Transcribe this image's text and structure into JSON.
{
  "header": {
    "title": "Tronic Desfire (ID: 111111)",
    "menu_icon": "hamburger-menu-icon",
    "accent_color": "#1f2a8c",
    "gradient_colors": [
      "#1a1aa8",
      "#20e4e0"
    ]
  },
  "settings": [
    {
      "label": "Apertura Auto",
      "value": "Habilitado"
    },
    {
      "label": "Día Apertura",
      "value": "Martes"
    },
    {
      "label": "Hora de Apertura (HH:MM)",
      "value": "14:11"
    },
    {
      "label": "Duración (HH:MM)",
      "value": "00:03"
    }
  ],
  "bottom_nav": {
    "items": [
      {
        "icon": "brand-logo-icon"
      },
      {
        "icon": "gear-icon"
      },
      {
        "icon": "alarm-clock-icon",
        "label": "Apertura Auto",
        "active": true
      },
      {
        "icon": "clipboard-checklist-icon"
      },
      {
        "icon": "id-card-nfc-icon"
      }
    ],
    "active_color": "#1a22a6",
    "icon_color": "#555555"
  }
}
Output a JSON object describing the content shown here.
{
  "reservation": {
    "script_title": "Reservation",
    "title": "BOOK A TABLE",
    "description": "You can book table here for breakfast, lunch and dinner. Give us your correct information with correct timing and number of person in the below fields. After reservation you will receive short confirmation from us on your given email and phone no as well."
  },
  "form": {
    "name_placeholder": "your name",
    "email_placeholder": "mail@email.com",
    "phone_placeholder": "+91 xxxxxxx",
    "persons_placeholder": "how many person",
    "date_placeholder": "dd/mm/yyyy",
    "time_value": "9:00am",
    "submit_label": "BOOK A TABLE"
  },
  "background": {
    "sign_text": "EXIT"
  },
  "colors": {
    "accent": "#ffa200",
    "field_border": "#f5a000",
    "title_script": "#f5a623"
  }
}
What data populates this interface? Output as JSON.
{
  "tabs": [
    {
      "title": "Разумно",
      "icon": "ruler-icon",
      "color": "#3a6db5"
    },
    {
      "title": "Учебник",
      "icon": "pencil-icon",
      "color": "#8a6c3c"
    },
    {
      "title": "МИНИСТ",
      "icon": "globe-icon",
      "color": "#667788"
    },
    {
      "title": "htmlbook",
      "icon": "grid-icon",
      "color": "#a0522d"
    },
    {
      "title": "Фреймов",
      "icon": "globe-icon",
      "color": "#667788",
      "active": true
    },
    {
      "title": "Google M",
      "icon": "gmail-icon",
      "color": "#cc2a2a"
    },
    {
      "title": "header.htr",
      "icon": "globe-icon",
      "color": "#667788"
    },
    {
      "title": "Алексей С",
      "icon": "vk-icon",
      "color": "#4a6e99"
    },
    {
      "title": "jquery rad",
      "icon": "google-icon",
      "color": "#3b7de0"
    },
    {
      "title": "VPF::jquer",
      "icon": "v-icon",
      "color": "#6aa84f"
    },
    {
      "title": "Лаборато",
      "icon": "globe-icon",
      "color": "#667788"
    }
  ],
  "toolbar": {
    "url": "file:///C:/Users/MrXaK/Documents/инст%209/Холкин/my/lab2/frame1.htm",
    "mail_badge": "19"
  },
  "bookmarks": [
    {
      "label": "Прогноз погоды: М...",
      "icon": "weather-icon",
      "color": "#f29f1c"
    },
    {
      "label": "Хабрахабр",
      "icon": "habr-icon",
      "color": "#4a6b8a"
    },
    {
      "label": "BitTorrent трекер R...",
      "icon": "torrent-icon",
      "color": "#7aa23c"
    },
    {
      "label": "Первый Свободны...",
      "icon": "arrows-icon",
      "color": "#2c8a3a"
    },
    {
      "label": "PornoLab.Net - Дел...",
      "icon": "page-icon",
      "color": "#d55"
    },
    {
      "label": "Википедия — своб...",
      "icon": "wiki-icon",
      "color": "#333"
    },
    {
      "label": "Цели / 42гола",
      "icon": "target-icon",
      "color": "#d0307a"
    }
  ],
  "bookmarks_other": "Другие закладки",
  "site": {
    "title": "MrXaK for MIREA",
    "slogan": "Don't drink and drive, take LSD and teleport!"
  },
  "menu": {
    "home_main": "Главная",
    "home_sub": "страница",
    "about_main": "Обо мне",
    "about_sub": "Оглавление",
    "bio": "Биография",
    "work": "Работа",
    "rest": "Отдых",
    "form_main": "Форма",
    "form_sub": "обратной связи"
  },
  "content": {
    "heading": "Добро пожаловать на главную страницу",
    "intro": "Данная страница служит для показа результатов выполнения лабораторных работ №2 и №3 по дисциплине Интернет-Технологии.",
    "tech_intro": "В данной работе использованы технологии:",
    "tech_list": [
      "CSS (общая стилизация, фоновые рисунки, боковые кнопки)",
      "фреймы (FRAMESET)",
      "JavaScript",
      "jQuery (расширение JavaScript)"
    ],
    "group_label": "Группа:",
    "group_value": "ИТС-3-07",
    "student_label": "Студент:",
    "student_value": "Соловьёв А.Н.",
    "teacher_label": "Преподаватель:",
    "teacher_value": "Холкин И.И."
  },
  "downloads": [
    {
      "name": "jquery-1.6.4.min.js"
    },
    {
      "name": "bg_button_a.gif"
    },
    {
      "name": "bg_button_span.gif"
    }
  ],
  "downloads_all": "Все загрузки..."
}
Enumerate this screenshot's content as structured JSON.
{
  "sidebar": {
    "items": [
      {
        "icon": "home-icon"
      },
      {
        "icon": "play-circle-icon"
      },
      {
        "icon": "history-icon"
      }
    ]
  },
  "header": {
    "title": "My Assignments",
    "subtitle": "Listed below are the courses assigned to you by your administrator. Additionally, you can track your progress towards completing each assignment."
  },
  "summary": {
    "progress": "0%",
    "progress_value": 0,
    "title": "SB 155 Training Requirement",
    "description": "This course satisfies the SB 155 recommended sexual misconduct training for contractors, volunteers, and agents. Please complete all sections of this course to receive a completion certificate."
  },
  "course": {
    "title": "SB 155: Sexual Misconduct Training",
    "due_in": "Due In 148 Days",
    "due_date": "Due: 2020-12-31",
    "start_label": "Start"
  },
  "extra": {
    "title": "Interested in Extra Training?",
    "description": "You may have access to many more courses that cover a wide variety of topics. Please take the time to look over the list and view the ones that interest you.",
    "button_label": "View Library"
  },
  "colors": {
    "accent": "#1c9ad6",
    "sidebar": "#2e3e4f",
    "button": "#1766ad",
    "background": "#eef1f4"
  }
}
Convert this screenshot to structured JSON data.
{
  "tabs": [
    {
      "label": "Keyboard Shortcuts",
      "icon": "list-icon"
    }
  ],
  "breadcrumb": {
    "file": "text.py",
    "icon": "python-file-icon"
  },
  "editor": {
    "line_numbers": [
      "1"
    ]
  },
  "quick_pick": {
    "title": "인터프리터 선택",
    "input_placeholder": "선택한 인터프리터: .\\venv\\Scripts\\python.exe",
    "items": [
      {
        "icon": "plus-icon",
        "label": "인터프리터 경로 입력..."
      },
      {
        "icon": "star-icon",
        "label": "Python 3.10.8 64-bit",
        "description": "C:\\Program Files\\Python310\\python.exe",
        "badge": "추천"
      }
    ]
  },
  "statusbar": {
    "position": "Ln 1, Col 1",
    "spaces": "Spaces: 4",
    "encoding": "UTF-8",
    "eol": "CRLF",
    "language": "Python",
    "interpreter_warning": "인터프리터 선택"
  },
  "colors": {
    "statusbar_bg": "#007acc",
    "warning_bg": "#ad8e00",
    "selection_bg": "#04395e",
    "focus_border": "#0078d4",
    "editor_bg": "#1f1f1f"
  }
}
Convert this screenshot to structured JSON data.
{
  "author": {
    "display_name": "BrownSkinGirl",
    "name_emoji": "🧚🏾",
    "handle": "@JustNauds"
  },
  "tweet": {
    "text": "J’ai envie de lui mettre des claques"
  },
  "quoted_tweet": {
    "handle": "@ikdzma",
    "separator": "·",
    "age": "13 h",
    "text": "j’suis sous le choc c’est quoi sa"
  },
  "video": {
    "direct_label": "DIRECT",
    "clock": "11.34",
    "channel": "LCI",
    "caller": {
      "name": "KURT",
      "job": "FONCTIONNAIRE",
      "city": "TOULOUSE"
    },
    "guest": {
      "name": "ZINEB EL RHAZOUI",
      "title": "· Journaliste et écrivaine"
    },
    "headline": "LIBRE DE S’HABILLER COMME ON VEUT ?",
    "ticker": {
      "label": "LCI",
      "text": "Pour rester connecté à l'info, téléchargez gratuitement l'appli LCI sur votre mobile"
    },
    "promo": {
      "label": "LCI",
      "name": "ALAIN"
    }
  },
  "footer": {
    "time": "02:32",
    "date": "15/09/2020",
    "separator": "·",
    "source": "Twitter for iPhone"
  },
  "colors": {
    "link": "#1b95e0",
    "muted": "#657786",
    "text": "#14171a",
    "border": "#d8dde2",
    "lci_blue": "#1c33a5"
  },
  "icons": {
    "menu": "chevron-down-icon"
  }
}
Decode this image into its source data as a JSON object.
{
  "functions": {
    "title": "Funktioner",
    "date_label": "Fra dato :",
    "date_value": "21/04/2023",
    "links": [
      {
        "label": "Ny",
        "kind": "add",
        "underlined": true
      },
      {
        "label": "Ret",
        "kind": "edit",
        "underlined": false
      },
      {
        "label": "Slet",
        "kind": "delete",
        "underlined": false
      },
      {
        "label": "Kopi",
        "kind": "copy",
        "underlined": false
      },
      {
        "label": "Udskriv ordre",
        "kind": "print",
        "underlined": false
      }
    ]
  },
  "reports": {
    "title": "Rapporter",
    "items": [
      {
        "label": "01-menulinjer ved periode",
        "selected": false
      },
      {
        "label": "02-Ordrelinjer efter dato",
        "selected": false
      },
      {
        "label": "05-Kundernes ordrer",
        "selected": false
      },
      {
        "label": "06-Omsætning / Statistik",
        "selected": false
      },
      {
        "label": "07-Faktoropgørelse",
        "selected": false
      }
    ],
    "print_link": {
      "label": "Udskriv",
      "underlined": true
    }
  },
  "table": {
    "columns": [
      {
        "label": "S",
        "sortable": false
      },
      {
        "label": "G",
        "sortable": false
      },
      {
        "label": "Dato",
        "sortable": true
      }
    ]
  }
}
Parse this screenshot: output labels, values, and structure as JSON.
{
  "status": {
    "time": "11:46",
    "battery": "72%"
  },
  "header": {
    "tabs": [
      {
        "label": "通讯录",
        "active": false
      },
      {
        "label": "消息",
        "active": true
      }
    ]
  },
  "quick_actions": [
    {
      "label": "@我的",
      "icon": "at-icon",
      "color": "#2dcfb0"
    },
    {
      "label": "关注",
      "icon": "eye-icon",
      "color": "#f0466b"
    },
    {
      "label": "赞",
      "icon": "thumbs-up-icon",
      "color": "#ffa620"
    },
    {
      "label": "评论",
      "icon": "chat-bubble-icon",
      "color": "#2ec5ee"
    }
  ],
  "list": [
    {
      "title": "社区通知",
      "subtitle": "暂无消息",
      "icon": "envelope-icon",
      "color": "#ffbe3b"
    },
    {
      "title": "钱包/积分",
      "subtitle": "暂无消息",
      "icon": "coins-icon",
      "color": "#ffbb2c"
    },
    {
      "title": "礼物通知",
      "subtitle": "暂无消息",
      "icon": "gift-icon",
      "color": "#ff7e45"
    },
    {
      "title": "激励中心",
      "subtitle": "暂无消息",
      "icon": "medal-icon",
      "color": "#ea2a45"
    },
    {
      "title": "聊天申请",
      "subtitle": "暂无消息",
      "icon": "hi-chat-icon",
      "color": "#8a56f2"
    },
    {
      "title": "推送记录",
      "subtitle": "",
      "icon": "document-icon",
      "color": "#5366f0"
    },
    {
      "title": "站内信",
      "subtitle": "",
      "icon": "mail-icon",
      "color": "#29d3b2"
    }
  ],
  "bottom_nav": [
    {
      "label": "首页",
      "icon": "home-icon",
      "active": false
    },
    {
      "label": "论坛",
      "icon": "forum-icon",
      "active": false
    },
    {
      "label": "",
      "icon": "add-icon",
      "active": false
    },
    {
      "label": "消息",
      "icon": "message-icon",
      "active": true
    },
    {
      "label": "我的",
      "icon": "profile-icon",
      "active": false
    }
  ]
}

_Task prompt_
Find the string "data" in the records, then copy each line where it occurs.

_Written response_
What data populates this interface? Output as JSON.
Convert this screenshot to structured JSON data.
Convert this screenshot to structured JSON data.
Decode this image into its source data as a JSON object.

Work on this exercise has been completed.